→ Exercise directions
An exact copy of every record is required.

→ Material provided
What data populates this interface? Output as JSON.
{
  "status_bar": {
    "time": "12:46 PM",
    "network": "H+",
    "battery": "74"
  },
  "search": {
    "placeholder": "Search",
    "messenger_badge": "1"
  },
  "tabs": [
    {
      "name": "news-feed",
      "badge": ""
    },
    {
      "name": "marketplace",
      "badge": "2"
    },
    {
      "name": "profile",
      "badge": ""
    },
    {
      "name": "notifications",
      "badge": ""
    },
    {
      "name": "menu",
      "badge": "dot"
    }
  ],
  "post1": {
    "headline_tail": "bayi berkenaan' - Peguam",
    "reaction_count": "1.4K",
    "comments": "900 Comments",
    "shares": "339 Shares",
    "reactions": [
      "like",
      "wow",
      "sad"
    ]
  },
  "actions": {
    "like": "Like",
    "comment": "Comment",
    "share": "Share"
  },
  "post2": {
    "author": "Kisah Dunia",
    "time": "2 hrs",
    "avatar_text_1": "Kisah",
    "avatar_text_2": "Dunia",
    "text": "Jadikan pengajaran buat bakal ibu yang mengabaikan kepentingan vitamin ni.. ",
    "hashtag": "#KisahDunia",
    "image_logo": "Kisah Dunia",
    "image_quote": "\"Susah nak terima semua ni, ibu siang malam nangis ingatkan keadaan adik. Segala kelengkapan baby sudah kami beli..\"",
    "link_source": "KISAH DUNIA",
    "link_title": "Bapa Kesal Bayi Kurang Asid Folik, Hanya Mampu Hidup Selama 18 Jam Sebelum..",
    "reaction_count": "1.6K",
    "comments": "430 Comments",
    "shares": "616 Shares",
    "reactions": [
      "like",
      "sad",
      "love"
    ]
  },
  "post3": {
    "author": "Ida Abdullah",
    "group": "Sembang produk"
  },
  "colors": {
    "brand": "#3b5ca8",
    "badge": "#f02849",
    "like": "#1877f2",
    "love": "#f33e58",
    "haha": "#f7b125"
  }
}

→ Answer below
What data populates this interface? Output as JSON.
{
  "status_bar": {
    "time": "12:46 PM",
    "network": "H+",
    "battery": "74"
  },
  "search": {
    "placeholder": "Search",
    "messenger_badge": "1"
  },
  "tabs": [
    {
      "name": "news-feed",
      "badge": ""
    },
    {
      "name": "marketplace",
      "badge": "2"
    },
    {
      "name": "profile",
      "badge": ""
    },
    {
      "name": "notifications",
      "badge": ""
    },
    {
      "name": "menu",
      "badge": "dot"
    }
  ],
  "post1": {
    "headline_tail": "bayi berkenaan' - Peguam",
    "reaction_count": "1.4K",
    "comments": "900 Comments",
    "shares": "339 Shares",
    "reactions": [
      "like",
      "wow",
      "sad"
    ]
  },
  "actions": {
    "like": "Like",
    "comment": "Comment",
    "share": "Share"
  },
  "post2": {
    "author": "Kisah Dunia",
    "time": "2 hrs",
    "avatar_text_1": "Kisah",
    "avatar_text_2": "Dunia",
    "text": "Jadikan pengajaran buat bakal ibu yang mengabaikan kepentingan vitamin ni.. ",
    "hashtag": "#KisahDunia",
    "image_logo": "Kisah Dunia",
    "image_quote": "\"Susah nak terima semua ni, ibu siang malam nangis ingatkan keadaan adik. Segala kelengkapan baby sudah kami beli..\"",
    "link_source": "KISAH DUNIA",
    "link_title": "Bapa Kesal Bayi Kurang Asid Folik, Hanya Mampu Hidup Selama 18 Jam Sebelum..",
    "reaction_count": "1.6K",
    "comments": "430 Comments",
    "shares": "616 Shares",
    "reactions": [
      "like",
      "sad",
      "love"
    ]
  },
  "post3": {
    "author": "Ida Abdullah",
    "group": "Sembang produk"
  },
  "colors": {
    "brand": "#3b5ca8",
    "badge": "#f02849",
    "like": "#1877f2",
    "love": "#f33e58",
    "haha": "#f7b125"
  }
}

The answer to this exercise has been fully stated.